  7. Electronic Classroom of Tomorrow. (n.d). Who we are. Retrieved from
  8. Findlay Digital Academy. (n.d.) What is FDA. Retrieved from
  9. Glass, G. V., & Welner, K. G. (2011). Online K-12 schooling in the U.S.: Uncertain private ventures in need of public regulation. Boulder, CO: National Education Policy Center. Retrieved from
  10. Hubbard, B., & Mitchell, N. (2011). Online K-12 schools failing students but keeping tax dollars. I-News Network. Retrieved from
  11. Miron, G., Huerta, L., Cuban, L., Horvitz, B., Gulosino, C., Rice, J. K., & Shafer, S. R. (2013). Virtual schools in the U.S. 2013: Politics, performance, policy, and research evidence. Boulder, CO: National Education Policy Center. Retrieved from
  12. National Forum on Education Statistics. (2006). Forum guide to elementary/secondary virtual education (NFES2006-803). U.S. Department of Education. Washington, DC: National Center for Education Statistics.Google Scholar
  13. O’Donnell, P., & Bloom, M. (2012, September 30). How online education is changing school in Ohio. State Impact NPR. Retrieved from
  14. Ohio Alliance for Public Charter Schools. (2009). E-schools show superior Results: Analysis of state value-added data confirms e-schools students’ progress. Retrieved from
  15. Ohio Department of Education. (2012). Opening 5 new e-schools. Retrieved from
  16. Ohio Report Cards. (2013). 2010-2012 Guide to understanding Ohio’s accountability system. Retrieved from
  17. Ohio Revised Code (O.R.C.) § 3314.Google Scholar
  18. Performance Index. (2013). Ohio Department of Education: Report Card. Retrieved from
  19. Rhim, L., & Kowal, J. (2008). Demystifying special education in virtual charter schools.
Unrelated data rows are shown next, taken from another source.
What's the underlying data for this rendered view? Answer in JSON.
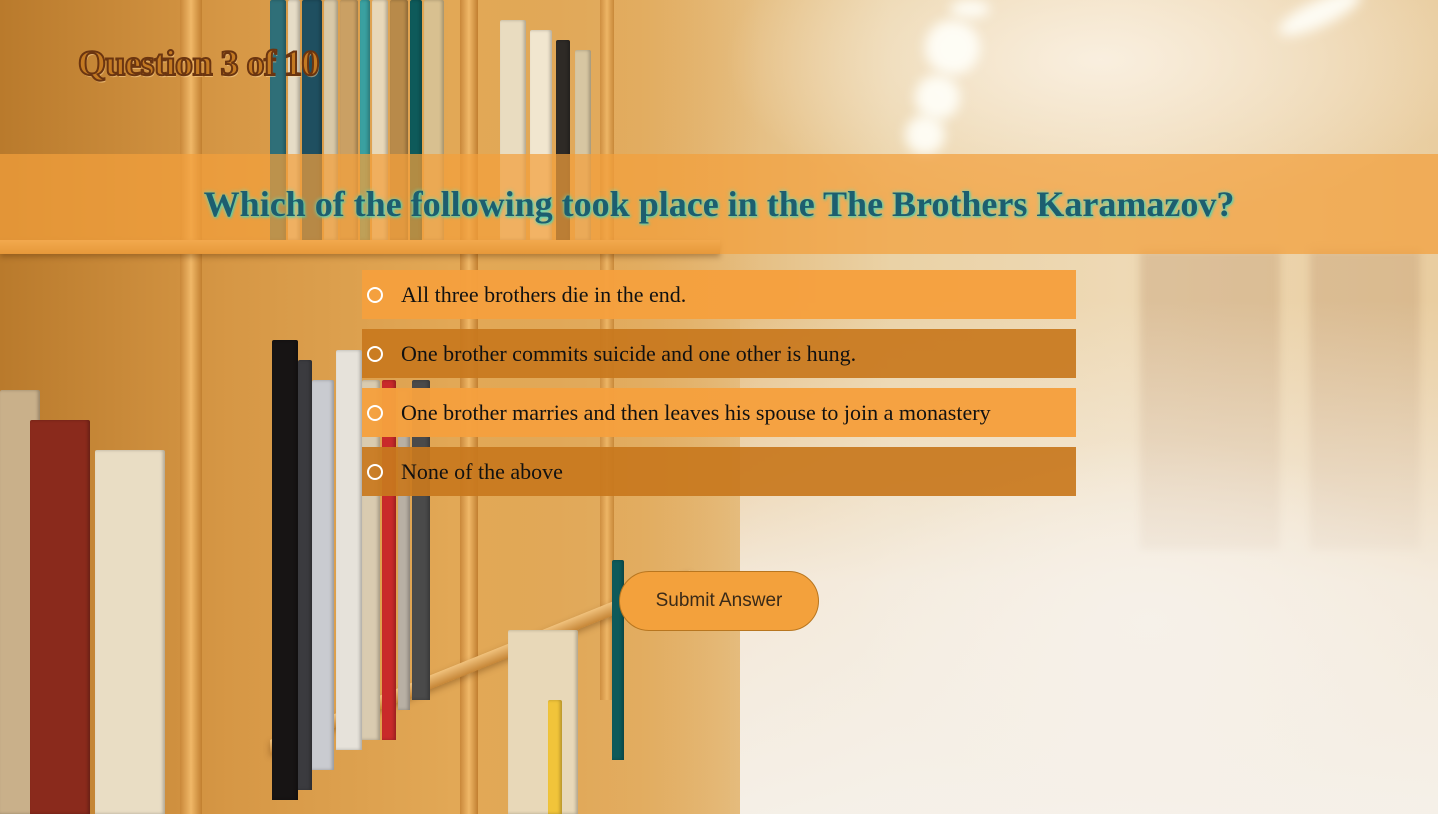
{
  "progress": {
    "label": "Question 3 of 10",
    "current": 3,
    "total": 10
  },
  "question": {
    "text": "Which of the following took place in the The Brothers Karamazov?"
  },
  "options": [
    {
      "label": "All three brothers die in the end.",
      "selected": false
    },
    {
      "label": "One brother commits suicide and one other is hung.",
      "selected": false
    },
    {
      "label": "One brother marries and then leaves his spouse to join a monastery",
      "selected": false
    },
    {
      "label": "None of the above",
      "selected": false
    }
  ],
  "submit": {
    "label": "Submit Answer"
  },
  "colors": {
    "band": "#f3a03c",
    "option_light": "#f5a03e",
    "option_dark": "#c8781e",
    "question_text": "#1d5e6f",
    "counter_text": "#c47a22",
    "button": "#f3a13c"
  },
  "background": {
    "description_icon": "library-bookshelf-background"
  }
}
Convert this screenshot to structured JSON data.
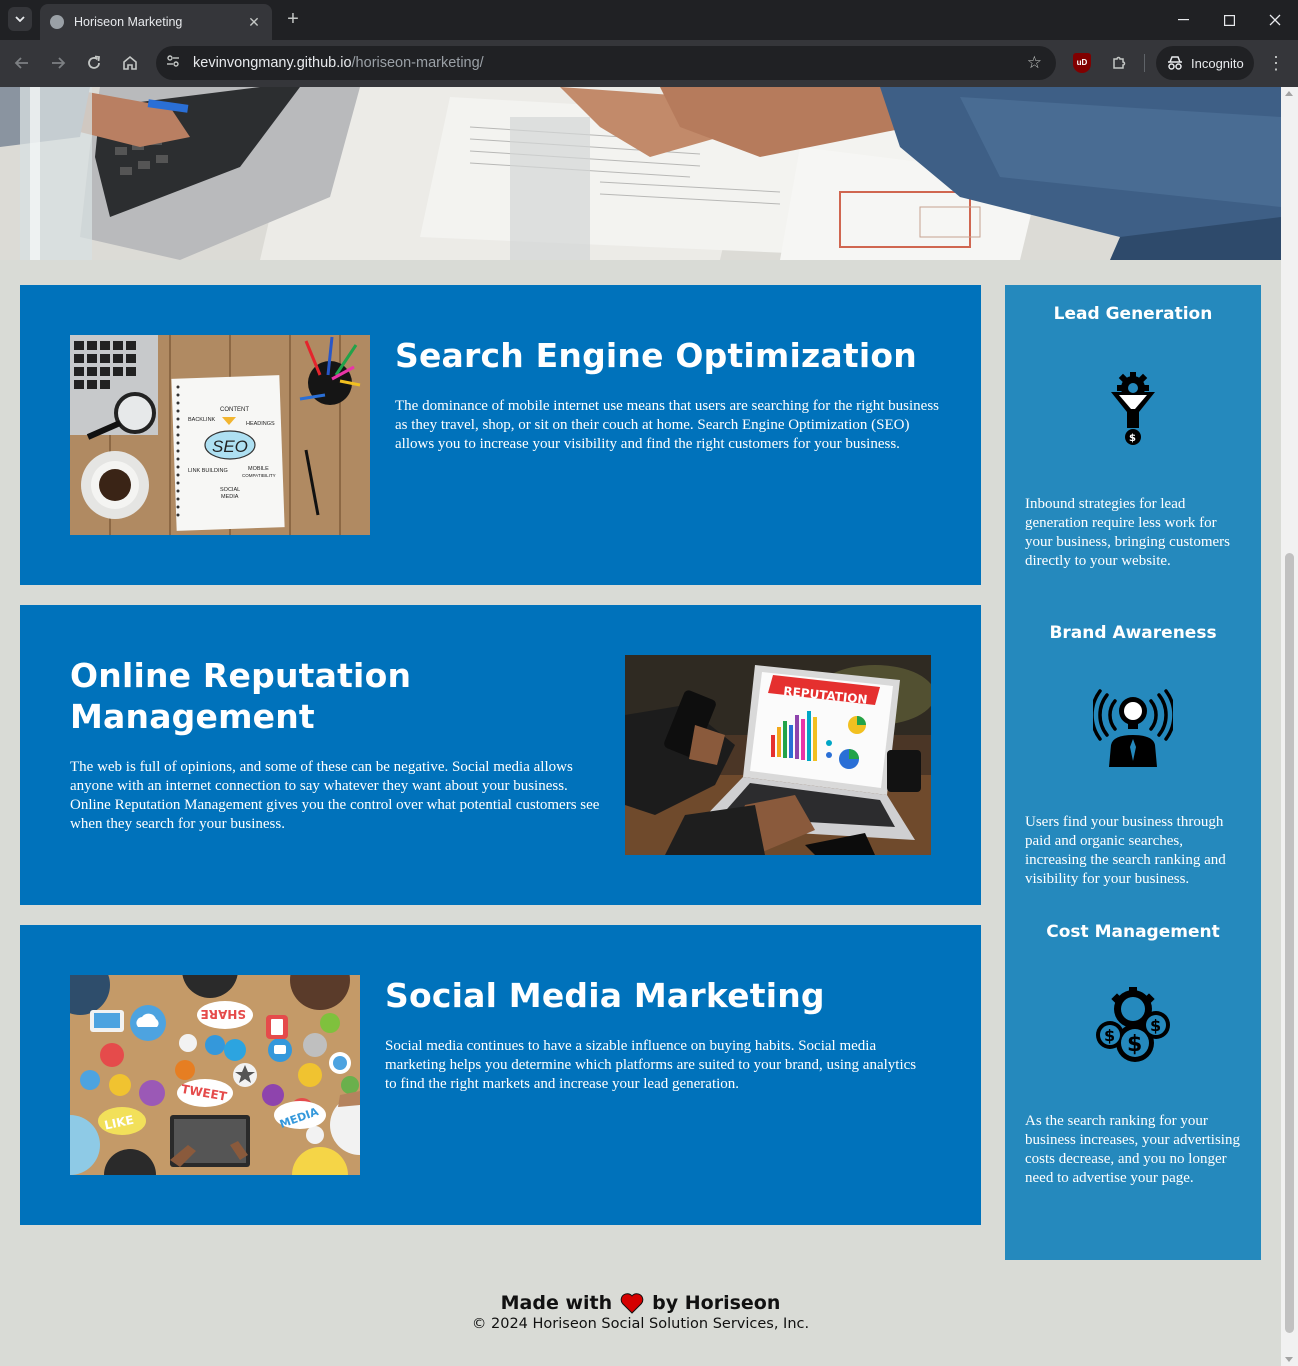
{
  "browser": {
    "tab_title": "Horiseon Marketing",
    "url_host": "kevinvongmany.github.io",
    "url_path": "/horiseon-marketing/",
    "incognito_label": "Incognito",
    "ublock_label": "uD"
  },
  "services": [
    {
      "title": "Search Engine Optimization",
      "body": "The dominance of mobile internet use means that users are searching for the right business as they travel, shop, or sit on their couch at home. Search Engine Optimization (SEO) allows you to increase your visibility and find the right customers for your business."
    },
    {
      "title": "Online Reputation Management",
      "body": "The web is full of opinions, and some of these can be negative. Social media allows anyone with an internet connection to say whatever they want about your business. Online Reputation Management gives you the control over what potential customers see when they search for your business."
    },
    {
      "title": "Social Media Marketing",
      "body": "Social media continues to have a sizable influence on buying habits. Social media marketing helps you determine which platforms are suited to your brand, using analytics to find the right markets and increase your lead generation."
    }
  ],
  "benefits": [
    {
      "title": "Lead Generation",
      "icon": "lead-generation-icon",
      "body": "Inbound strategies for lead generation require less work for your business, bringing customers directly to your website."
    },
    {
      "title": "Brand Awareness",
      "icon": "brand-awareness-icon",
      "body": "Users find your business through paid and organic searches, increasing the search ranking and visibility for your business."
    },
    {
      "title": "Cost Management",
      "icon": "cost-management-icon",
      "body": "As the search ranking for your business increases, your advertising costs decrease, and you no longer need to advertise your page."
    }
  ],
  "seo_image_text": {
    "content": "CONTENT",
    "backlink": "BACKLINK",
    "headings": "HEADINGS",
    "seo": "SEO",
    "link_building": "LINK BUILDING",
    "mobile": "MOBILE",
    "compat": "COMPATIBILITY",
    "social": "SOCIAL",
    "media": "MEDIA"
  },
  "reputation_image_text": {
    "banner": "REPUTATION"
  },
  "social_image_text": {
    "share": "SHARE",
    "tweet": "TWEET",
    "like": "LIKE",
    "media": "MEDIA"
  },
  "footer": {
    "made_with": "Made with",
    "by": "by Horiseon",
    "copyright": "© 2024 Horiseon Social Solution Services, Inc."
  },
  "colors": {
    "card_blue": "#0072bb",
    "benefits_blue": "#2589bd",
    "page_bg": "#d9dbd6",
    "heart": "#d50000"
  }
}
Alexandra, VA: Special Education Technical Assistance for Charter Schools Project.Google Scholar
  20. Ryman, A., & Kossan, P. (2011). The race to online: Arizona experiments with virtual K-12 schools. Will they work for your child? Arizona Republic. Retrieved from
  21. Wang, Y., & Decker, J. R. (in press). Examining digital inequities in Ohio’s K-12 virtual schools: Implications for educational leaders and policymakers. International Journal of Education Reform. Google Scholar
  22. Watson, J., Murin, A., Vashaw, L., Gemin, B., Rapp, C. (2012). Keeping pace with K-12 online & blended learning: An annual review of policy and practice. Evergreen Education Group. Retrieved from

Copyright information

© Association for Educational Communications and Technology 2014

Authors and Affiliations

  1. 1.University of CincinnatiCincinnatiUSA
  2. 2.Indiana UniversityBloomingtonUSA

Personalised recommendations